- In April, Securities and Exchange Commission Chairman Gary Gensler told Congress that his agency is moving to address AI and predictive data analytics in finance and investing.
- The Federal Trade Commission (FTC) has become increasingly active on AI policy issues and has noted in a series of recent blog posts that the agency is ready to use its broad authority to “unfair and deceptive practices,” involving algorithmic claims or applications.
- The Equal Employment Opportunity Commission (EEOC) recently released a memo as part of its “ongoing effort to help ensure that the use of new technologies complies with federal [equal employment opportunity] law.” It outlines how existing employment antidiscrimination laws and policies cover algorithmic technologies.
- Along with the EEOC, the FTC and the Consumer Financial Protection Bureau, the Civil Rights Division of the Department of Justice released an April joint statement saying that the agency heads said that they would be looking to take preemptive steps to address algorithmic discrimination.
This is real-time algorithmic governance in action. Additional regulatory steps may be needed later to fill gaps in current law, but policymakers should begin by acknowledging that a lot of algorithmic oversight authority exists across the federal government’s 434 current agencies or departments, and that many of those bodies are already actively considering how to address AI and robotics policy. In some cases, agencies might already be regulating some autonomous systems too aggressively, as seems to be the case with the Federal Aviation Administration, which has been very slow to allow unmanned commercial drones to take off.
All this regulatory capacity makes it clear that the United States does not need a new technocratic bureaucracy to cover all-things-AI when so many laws, agencies and regulations already exist. The country never had a Consumer Electronics Agency, a Federal Computer Commission or a Bureau of Internet Control, for example. But it would be silly to say that consumer electronics, computers or the internet operate in a state of complete lawlessness. Instead, a wide variety of laws apply, and many issues are also adjudicated in the courts under common law standards, such as product liability; negligence; design defects law; failure to warn; breach of warranty; property law and contract law; and other torts. This same framework can help address AI risks.
Conclusion: Getting the Balance Right

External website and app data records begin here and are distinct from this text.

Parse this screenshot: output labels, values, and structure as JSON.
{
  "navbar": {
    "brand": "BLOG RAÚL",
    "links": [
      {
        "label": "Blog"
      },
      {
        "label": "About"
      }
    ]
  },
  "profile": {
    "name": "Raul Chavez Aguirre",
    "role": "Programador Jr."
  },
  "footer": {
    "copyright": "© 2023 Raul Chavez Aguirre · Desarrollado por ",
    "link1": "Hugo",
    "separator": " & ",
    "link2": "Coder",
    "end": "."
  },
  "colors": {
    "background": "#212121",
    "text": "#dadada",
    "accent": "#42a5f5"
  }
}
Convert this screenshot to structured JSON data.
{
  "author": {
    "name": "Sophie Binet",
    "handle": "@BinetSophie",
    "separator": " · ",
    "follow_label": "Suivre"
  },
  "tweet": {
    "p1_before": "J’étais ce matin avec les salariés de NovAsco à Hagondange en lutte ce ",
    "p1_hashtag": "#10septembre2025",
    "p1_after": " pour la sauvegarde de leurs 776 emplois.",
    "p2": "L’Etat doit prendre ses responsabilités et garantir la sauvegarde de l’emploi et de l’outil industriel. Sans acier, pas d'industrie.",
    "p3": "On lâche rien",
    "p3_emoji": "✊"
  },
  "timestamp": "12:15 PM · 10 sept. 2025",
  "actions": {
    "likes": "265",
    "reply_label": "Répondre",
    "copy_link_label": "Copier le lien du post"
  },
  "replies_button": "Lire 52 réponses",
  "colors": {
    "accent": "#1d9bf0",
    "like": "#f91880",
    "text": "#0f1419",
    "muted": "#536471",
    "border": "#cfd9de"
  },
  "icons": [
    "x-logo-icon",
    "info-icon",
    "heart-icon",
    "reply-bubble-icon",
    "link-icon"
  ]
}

The United States must get its governance balance right for AI. The stakes are very high, as Rep. Obernolte concludes, noting how “legislators in the [European Union] have moved too aggressively” and are “arbitrarily halting the development of artificial intelligence within their borders and allowing the rest of the world to progress while they lag behind.” In this way, AI policy has geopolitical significance. Obernolte says that EU-style regulation “would be particularly harmful in the United States,” particularly as the country faces threats from China and other nations which are racing to keep up. Our nation must not shoot itself in the foot as this race intensifies.